Finally, the Court notes that this opinion does not determine that future plaintiffs with autistic children will never be able to establish causation in similar cases. However, what it does determine is that, at this point in time, Plaintiffs have failed to present sufficient evidence from which a jury could conclude the thimerosal in RhoGAM caused Minor Child Doe’s autism. During the history of this case, given the significance of this issue in the scientific community, Defendant sought a stay of these proceedings so as to allow a greater consideration of these issues by the Special Master in the Vaccine Court in the U.S. Court of Federal Claims. As is widely known, the Special Master is specifically charged with examining whether the thimerosal in vaccines could cause autism, and has been studying this issue without resolution for several years. In fact, the Court notes that the Special Master has allowed plaintiffs in the vaccine cases until the end of 2006 to prepare expert reports, because those plaintiffs requested more time as “relevant, peer reviewed, independent, published science, unavailable today, will likely become available. ..” (See Def. Apx. Tab 44, PSC Submission Re Expert Designations and Expert Reports.) However, Plaintiffs in this instance, who also have a vaccine claim pending in that matter, elected not to wait on the ruling by the Special Master and actively opposed a stay in this case. Instead, Plaintiffs requested that their case proceed based upon their belief that this case presented an issue that was not being addressed in the Vaccine Court, that is, whether the administration of a non-vaccine, RhoGAM containing thimerosal, to a pregnant mother of a child both prenatally and shortly after birth to a breast-feeding mother, was a cause of autism in a minor child. Plaintiffs’ burden, however, was no less in this case than that the plaintiffs generally are facing in the Vaccine Court, that is, to present acceptable expert medical opinion testimony as to the causation of autism. Plaintiffs’ gambit failed. Thus, the result reached by the Court in this instance followed based upon Plaintiffs’ insufficient showing. For sufficient reasons given, the Court therefore finds that summary judgment for Defendant is appropriate at this time. See Grant v. Bristol-Myers Squibb, 97 F. Supp. 2d 986,992 (D. Ariz. 2000) (“While we acknowledge that the debate regarding systemic disease and silicone products may be ongoing for years to come, we concur with the district court that final summary judgment is appropriate at this time and with these experts.”); Cavallo, 100 F.3d at 1159 (“This is not to say that the doctors are insincere in their opinions, or that their opinions may not some day be validated through scientific research and experiment. It may well be that the AVJet spill forever ‘sensitized’ Ms. Cavallo to petroleum vapors and various other household chemicals. But the published scientific literature and test results simply do not support that conclusion at this time. And the price paid for this seemingly stringent standard of reliability is that, unavoidably, some legitimate injuries will be left unredressed.”). Time and additional well-reasoned research may yet bring much needed light to the difficult question that this case poses for Plaintiffs and many others similarly situated, but no such answers can be reached on the record currently before the Court. Accordingly, notwithstanding the valiant effort by Plaintiffs in this case, Defendant’s Motion for Summary Judgment must be allowed and this case must be dismissed with prejudice.

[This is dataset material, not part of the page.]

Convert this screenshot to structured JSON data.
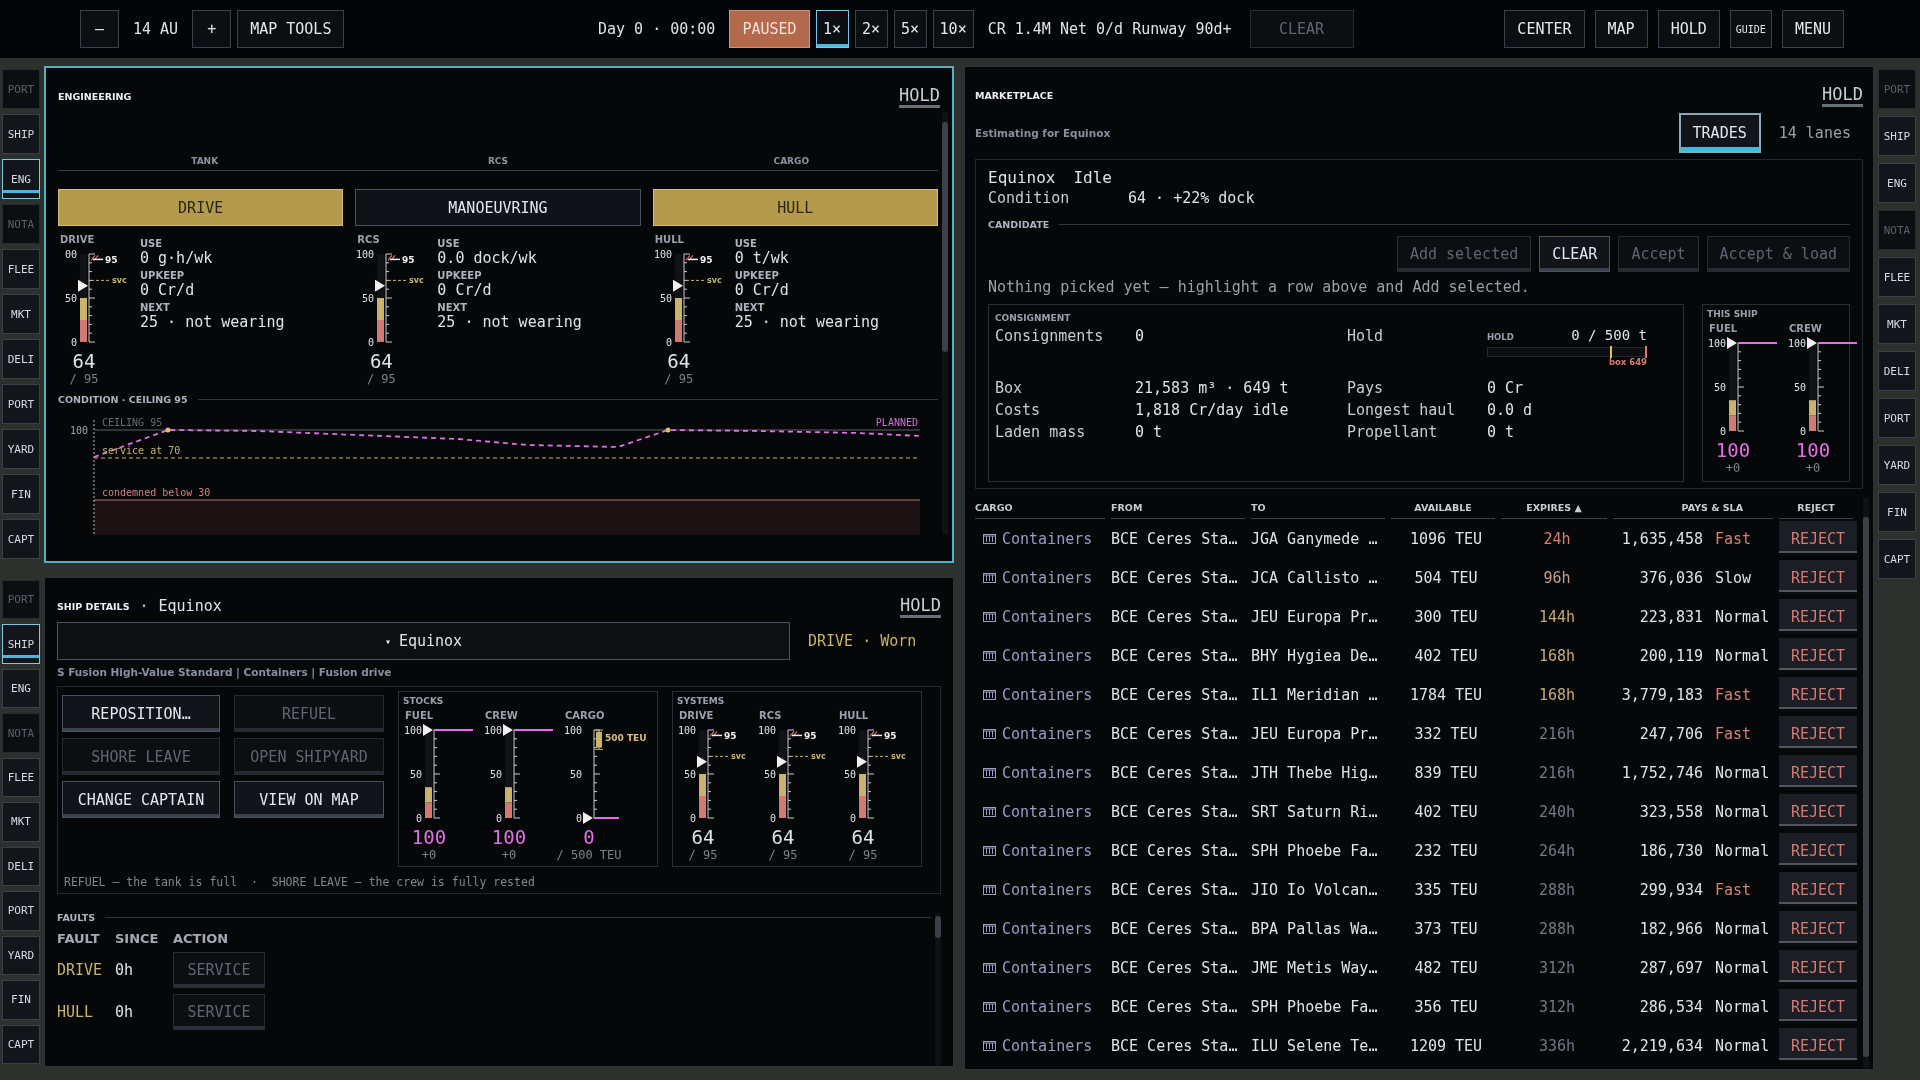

An Order and Judgment consistent with this Memorandum Opinion will be filed contemporaneously herewith.
This, the 6th day of July, 2006.
This page was posted on July 11, 2006.